2020 has been a year like no other, and it’s only May! We’ve learnt new words such as ‘coronavirus’, ‘furlough’ and ‘social-distancing’. Seeing someone wearing a face mask in public no longer seems unusual. Personally, I’ve never washed my hands as much, and getting the urge to cough in public feels like a crime.
These times will lead many to feel anxious. Questions may come to mind like “can we pay the bills this month?”.
If you or a loved one has underlying health issues you may wonder “is it safe to go out?” and “am I at risk if I do?”
Many will be prevented from pursuing hobbies, or seeing family and close friends.
Others can no longer go on the holiday they so desperately needed. These can all be reasons to feel uncertain.
Those who have a faith are certainly not immune from these feelings, but they can find a lot of comfort in the Bible.
An anxious thought may be answered with “God is in control of my life”, and Bible passages like Psalm 115 : 11 brought to mind:
“You who fear the LORD, trust in the LORD!
He is their help and their shield”
Or Psalm 34 : 7:
“The angel of the LORD encamps around those who fear him, and delivers them.”
The Bible explains that between birth and death we experience all sorts of emotions, from the joys of laughing and rejoicing in dance to the lows of weeping and mourning (Ecclesiastes 3 : 4).
Some may even feel that they’re almost broken, or that the burning flame within them is about to go out; well remarkably the Bible tells that a man called Jesus would be sympathetic to us when we are feeling like this...
“... a bruised reed he will not break,
and a faintly burning wick he will not quench...”
Jesus was one who saw many in need and helped, healed and strengthened them.
Many anxieties during these “lockdown” times will be about when will my life become normal again? The Bible speaks to us about these feelings; consider this passage in Matthew 6:
“Therefore I tell you, do not be anxious about your life, what you will eat or what you will drink, nor about your body, what you will put on. Is not life more than food, and the body more than clothing? Look at the birds of the air: they neither sow nor reap nor gather into barns, and yet your heavenly Father feeds them. Are you not of more value than they? And which of you by being anxious can add a single hour to his span of life? And why are you anxious about clothing? Consider the lilies of the field, how they grow: they neither toil nor spin, yet I tell you, even Solomon in all his glory was not arrayed like one of these.”

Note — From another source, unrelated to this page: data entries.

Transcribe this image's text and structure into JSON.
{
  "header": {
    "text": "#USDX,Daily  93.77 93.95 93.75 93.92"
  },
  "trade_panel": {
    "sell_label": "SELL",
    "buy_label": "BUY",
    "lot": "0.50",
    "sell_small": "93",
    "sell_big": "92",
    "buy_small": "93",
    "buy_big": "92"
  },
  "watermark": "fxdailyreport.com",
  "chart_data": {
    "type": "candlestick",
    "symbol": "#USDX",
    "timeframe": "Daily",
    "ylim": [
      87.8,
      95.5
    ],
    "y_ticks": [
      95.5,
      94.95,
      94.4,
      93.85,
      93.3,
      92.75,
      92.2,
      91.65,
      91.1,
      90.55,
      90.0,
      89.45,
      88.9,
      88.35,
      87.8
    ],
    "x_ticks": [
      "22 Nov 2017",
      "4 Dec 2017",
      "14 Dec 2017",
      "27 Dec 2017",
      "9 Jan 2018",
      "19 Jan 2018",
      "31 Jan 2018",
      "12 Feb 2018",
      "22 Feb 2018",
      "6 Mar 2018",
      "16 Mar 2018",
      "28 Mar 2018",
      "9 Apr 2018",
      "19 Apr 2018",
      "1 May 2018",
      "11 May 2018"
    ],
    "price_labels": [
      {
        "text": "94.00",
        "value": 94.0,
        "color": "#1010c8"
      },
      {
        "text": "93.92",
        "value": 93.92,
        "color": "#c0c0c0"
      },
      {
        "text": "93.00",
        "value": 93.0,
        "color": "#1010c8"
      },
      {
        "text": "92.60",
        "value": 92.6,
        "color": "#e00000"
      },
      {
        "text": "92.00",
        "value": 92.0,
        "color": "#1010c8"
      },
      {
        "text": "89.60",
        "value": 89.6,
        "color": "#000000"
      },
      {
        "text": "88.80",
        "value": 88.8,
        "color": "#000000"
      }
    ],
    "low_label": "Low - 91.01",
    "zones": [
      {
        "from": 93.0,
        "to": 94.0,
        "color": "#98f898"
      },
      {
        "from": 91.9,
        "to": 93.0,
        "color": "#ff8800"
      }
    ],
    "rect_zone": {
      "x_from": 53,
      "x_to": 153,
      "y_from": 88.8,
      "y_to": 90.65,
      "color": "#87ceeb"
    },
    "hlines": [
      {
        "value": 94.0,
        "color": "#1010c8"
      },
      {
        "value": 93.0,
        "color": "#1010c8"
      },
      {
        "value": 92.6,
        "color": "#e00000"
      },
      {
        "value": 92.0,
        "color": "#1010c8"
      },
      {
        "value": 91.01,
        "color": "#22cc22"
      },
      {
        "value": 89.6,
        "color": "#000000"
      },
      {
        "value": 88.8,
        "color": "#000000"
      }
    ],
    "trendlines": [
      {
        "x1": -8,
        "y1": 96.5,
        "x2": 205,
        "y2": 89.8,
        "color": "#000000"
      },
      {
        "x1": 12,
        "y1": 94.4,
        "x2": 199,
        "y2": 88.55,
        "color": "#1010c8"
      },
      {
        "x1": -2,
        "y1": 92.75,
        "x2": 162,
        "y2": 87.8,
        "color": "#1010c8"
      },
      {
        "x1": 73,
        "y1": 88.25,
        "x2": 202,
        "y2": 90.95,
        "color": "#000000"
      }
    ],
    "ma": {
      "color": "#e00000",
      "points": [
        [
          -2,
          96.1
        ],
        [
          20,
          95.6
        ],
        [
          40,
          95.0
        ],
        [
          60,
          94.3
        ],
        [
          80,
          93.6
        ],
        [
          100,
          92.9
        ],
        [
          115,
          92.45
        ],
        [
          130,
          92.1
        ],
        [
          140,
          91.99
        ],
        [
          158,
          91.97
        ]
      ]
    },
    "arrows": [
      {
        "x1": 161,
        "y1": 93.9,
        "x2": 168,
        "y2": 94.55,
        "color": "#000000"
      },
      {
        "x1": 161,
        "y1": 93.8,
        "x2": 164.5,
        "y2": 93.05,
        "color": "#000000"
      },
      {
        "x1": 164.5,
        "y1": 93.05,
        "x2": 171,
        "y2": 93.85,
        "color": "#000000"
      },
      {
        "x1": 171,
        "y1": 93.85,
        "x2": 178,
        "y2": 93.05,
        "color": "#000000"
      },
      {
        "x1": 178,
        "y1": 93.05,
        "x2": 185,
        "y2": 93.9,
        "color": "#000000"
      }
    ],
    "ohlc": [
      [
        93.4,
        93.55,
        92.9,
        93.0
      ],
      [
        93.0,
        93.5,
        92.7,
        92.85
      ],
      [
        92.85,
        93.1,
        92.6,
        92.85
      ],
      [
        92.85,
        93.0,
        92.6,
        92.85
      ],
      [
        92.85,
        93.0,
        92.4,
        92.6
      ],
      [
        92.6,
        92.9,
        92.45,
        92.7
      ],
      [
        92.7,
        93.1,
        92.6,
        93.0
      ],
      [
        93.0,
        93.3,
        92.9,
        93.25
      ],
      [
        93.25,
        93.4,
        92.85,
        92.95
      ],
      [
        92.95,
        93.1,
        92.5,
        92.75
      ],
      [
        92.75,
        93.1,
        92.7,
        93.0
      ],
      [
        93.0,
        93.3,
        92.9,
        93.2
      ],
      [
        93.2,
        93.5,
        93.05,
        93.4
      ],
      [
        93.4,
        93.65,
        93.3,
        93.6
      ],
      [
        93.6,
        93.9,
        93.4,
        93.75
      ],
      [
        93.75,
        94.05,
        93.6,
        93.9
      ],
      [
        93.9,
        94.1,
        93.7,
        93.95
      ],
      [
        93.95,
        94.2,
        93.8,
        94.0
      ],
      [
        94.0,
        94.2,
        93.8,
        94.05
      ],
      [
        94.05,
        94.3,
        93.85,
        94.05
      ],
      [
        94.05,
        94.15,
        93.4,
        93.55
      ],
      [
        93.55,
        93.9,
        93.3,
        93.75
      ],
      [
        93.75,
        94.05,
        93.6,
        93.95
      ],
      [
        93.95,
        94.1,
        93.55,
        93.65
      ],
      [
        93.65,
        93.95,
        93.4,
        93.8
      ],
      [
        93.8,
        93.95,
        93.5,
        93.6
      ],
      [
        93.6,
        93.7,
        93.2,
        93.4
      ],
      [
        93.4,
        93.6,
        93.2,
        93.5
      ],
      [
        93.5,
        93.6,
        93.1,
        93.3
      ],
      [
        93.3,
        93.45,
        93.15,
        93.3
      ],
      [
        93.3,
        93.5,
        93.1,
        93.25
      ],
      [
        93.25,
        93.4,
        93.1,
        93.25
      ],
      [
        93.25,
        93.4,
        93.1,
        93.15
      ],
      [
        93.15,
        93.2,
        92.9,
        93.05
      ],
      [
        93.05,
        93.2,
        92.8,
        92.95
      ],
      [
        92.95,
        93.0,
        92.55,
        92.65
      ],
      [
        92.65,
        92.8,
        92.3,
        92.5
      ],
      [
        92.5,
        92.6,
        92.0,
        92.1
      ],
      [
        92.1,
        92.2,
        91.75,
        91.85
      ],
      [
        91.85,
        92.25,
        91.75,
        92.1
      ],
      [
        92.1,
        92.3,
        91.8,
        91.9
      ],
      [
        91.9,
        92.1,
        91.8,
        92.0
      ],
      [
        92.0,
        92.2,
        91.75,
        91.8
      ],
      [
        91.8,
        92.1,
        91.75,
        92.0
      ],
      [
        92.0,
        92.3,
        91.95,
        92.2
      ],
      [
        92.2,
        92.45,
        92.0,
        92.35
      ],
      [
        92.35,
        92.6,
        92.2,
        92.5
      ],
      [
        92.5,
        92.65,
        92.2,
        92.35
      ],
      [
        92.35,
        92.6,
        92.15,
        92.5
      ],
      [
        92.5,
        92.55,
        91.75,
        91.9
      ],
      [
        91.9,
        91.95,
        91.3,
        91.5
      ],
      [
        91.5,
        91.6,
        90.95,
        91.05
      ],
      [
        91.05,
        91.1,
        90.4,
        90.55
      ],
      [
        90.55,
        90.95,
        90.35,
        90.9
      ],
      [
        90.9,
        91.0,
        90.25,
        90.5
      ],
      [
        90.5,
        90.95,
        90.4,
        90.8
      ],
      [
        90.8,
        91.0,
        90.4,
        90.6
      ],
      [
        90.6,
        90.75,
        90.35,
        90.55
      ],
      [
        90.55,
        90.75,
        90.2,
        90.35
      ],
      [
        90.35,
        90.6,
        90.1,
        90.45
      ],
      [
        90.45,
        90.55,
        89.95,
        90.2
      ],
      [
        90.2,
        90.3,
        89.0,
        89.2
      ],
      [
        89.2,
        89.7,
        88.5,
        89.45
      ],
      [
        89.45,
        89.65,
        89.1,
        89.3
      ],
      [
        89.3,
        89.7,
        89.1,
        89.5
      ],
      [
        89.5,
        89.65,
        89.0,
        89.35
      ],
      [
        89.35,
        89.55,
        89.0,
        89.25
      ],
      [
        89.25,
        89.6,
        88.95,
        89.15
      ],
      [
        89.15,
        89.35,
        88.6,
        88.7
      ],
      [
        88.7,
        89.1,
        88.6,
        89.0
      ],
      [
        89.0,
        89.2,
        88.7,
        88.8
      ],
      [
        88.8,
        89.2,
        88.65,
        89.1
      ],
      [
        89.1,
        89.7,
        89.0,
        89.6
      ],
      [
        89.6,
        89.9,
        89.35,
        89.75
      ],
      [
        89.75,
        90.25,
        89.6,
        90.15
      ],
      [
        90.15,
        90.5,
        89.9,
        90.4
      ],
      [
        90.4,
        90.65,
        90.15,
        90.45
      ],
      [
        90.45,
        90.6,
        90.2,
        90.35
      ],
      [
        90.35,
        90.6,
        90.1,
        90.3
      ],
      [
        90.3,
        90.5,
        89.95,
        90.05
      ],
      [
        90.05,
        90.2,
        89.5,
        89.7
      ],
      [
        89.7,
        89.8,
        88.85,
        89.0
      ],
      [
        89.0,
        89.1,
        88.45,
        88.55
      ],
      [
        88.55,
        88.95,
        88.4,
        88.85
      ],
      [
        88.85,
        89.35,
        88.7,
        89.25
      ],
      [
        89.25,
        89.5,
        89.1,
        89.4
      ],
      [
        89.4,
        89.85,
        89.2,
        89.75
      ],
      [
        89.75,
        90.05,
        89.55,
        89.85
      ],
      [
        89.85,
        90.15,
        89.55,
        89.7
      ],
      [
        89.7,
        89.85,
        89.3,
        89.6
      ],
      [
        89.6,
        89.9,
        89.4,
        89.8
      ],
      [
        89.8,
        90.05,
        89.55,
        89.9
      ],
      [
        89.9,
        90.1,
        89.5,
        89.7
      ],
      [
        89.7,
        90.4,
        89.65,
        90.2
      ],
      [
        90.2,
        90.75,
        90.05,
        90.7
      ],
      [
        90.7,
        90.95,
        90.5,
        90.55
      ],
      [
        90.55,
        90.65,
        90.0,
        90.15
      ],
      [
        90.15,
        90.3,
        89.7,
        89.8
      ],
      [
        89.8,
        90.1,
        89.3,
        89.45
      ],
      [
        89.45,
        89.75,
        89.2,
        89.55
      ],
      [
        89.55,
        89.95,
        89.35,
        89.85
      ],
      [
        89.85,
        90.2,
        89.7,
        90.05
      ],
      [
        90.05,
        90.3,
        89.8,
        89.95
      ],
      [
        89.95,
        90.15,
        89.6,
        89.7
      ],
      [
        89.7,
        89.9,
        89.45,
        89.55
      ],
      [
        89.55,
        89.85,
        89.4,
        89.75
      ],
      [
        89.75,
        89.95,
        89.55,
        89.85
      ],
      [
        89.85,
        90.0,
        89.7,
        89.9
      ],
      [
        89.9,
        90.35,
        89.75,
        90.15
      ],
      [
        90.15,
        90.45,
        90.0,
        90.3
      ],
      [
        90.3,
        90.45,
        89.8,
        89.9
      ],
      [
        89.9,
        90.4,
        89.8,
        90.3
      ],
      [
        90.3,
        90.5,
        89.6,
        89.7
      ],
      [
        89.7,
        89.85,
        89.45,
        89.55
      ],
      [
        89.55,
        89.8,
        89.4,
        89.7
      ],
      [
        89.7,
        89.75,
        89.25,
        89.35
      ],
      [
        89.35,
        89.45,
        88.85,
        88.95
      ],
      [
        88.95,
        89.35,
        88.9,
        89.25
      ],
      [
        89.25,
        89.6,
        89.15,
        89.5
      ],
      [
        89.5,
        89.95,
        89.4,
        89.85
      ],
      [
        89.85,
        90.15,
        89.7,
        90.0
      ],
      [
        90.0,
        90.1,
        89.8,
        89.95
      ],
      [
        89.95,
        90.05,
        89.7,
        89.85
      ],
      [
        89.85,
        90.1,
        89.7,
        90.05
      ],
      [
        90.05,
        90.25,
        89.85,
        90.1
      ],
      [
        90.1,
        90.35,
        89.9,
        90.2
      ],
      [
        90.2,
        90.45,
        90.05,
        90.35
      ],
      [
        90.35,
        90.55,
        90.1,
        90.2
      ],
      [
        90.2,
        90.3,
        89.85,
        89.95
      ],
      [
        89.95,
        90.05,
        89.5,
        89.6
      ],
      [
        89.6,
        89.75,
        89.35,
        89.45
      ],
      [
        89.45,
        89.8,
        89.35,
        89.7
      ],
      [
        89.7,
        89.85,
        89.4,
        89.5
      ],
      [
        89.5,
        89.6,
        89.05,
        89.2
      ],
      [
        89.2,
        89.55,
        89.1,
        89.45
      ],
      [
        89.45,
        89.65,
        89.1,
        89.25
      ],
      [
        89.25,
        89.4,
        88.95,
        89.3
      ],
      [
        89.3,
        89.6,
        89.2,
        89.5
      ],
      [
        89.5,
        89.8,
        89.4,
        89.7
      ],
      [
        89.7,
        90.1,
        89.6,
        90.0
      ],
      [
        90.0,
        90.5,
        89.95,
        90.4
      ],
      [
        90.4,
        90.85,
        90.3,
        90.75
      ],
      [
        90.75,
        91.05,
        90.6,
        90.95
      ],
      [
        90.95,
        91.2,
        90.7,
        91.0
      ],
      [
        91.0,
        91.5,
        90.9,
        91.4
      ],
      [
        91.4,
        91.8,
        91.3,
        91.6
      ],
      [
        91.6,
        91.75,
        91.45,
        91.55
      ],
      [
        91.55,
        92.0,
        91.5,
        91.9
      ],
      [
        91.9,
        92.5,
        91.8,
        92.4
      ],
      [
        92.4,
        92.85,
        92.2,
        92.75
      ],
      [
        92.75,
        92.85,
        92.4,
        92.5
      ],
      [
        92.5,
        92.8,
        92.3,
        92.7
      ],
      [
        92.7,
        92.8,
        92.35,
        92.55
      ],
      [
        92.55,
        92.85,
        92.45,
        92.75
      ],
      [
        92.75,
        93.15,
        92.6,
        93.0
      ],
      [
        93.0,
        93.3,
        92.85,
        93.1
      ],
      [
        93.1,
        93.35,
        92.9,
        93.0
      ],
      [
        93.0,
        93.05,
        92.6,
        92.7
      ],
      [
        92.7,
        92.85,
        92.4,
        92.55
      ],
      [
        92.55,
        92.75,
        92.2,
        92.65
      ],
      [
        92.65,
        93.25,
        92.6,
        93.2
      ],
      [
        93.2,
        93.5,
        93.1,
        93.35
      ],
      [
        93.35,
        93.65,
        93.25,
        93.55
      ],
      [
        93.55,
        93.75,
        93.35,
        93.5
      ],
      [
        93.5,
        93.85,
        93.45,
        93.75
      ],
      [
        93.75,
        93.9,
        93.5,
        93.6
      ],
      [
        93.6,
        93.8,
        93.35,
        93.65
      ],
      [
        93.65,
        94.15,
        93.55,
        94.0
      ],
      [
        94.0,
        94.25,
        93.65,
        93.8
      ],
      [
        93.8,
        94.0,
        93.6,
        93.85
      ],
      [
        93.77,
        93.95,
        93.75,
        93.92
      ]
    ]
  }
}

Let us then try not to be anxious about the day to day but instead to trust in God and focus upon the wonderful hope for the future that the Bible contains.
The passage in Matthew moves on from anxiety to encourage us to have a new focus in life:
“But seek first the kingdom of God and his righteousness, and all these things will be added to you”
Maybe now is a time to pick up your Bible and find the wonders and comforts it contains.